### Activity
Print each record below character for character.

### Material provided
========

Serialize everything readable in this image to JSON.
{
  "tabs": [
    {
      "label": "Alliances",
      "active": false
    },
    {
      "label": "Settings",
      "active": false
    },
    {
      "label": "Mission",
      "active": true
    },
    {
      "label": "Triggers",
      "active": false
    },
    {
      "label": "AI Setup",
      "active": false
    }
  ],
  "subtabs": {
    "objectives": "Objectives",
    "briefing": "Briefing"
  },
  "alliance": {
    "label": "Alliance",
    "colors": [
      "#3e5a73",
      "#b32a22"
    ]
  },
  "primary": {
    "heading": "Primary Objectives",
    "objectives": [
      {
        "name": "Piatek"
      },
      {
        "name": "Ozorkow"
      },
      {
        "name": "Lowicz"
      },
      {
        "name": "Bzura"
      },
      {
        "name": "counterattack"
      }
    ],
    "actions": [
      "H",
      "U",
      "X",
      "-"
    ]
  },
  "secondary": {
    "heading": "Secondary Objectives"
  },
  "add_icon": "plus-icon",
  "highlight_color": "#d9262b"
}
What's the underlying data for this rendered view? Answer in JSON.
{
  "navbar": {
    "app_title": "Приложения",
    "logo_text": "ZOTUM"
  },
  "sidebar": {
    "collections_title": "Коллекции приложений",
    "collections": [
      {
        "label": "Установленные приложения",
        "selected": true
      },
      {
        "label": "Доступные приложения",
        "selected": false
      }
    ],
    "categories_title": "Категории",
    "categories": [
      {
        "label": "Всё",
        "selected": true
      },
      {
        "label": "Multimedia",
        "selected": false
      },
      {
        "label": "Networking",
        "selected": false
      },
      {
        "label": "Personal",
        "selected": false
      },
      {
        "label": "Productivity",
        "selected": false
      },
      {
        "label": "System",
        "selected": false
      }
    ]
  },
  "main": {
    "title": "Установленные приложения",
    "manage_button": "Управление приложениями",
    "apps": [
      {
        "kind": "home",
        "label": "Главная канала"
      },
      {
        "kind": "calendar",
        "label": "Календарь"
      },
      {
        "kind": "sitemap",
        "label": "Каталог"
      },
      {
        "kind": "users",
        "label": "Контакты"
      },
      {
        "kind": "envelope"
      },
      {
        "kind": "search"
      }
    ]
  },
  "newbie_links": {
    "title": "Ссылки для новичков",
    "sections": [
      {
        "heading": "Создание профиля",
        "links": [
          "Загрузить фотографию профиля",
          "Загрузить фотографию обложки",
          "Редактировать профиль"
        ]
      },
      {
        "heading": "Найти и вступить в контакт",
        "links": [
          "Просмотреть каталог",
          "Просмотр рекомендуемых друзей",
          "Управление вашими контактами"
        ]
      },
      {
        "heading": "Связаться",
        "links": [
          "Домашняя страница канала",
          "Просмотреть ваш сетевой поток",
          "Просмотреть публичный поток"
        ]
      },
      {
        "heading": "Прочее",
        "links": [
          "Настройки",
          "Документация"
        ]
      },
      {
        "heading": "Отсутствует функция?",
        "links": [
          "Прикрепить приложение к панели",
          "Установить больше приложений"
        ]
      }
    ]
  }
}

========

### Reply to the exercise
Serialize everything readable in this image to JSON.
{
  "tabs": [
    {
      "label": "Alliances",
      "active": false
    },
    {
      "label": "Settings",
      "active": false
    },
    {
      "label": "Mission",
      "active": true
    },
    {
      "label": "Triggers",
      "active": false
    },
    {
      "label": "AI Setup",
      "active": false
    }
  ],
  "subtabs": {
    "objectives": "Objectives",
    "briefing": "Briefing"
  },
  "alliance": {
    "label": "Alliance",
    "colors": [
      "#3e5a73",
      "#b32a22"
    ]
  },
  "primary": {
    "heading": "Primary Objectives",
    "objectives": [
      {
        "name": "Piatek"
      },
      {
        "name": "Ozorkow"
      },
      {
        "name": "Lowicz"
      },
      {
        "name": "Bzura"
      },
      {
        "name": "counterattack"
      }
    ],
    "actions": [
      "H",
      "U",
      "X",
      "-"
    ]
  },
  "secondary": {
    "heading": "Secondary Objectives"
  },
  "add_icon": "plus-icon",
  "highlight_color": "#d9262b"
}
What's the underlying data for this rendered view? Answer in JSON.
{
  "navbar": {
    "app_title": "Приложения",
    "logo_text": "ZOTUM"
  },
  "sidebar": {
    "collections_title": "Коллекции приложений",
    "collections": [
      {
        "label": "Установленные приложения",
        "selected": true
      },
      {
        "label": "Доступные приложения",
        "selected": false
      }
    ],
    "categories_title": "Категории",
    "categories": [
      {
        "label": "Всё",
        "selected": true
      },
      {
        "label": "Multimedia",
        "selected": false
      },
      {
        "label": "Networking",
        "selected": false
      },
      {
        "label": "Personal",
        "selected": false
      },
      {
        "label": "Productivity",
        "selected": false
      },
      {
        "label": "System",
        "selected": false
      }
    ]
  },
  "main": {
    "title": "Установленные приложения",
    "manage_button": "Управление приложениями",
    "apps": [
      {
        "kind": "home",
        "label": "Главная канала"
      },
      {
        "kind": "calendar",
        "label": "Календарь"
      },
      {
        "kind": "sitemap",
        "label": "Каталог"
      },
      {
        "kind": "users",
        "label": "Контакты"
      },
      {
        "kind": "envelope"
      },
      {
        "kind": "search"
      }
    ]
  },
  "newbie_links": {
    "title": "Ссылки для новичков",
    "sections": [
      {
        "heading": "Создание профиля",
        "links": [
          "Загрузить фотографию профиля",
          "Загрузить фотографию обложки",
          "Редактировать профиль"
        ]
      },
      {
        "heading": "Найти и вступить в контакт",
        "links": [
          "Просмотреть каталог",
          "Просмотр рекомендуемых друзей",
          "Управление вашими контактами"
        ]
      },
      {
        "heading": "Связаться",
        "links": [
          "Домашняя страница канала",
          "Просмотреть ваш сетевой поток",
          "Просмотреть публичный поток"
        ]
      },
      {
        "heading": "Прочее",
        "links": [
          "Настройки",
          "Документация"
        ]
      },
      {
        "heading": "Отсутствует функция?",
        "links": [
          "Прикрепить приложение к панели",
          "Установить больше приложений"
        ]
      }
    ]
  }
}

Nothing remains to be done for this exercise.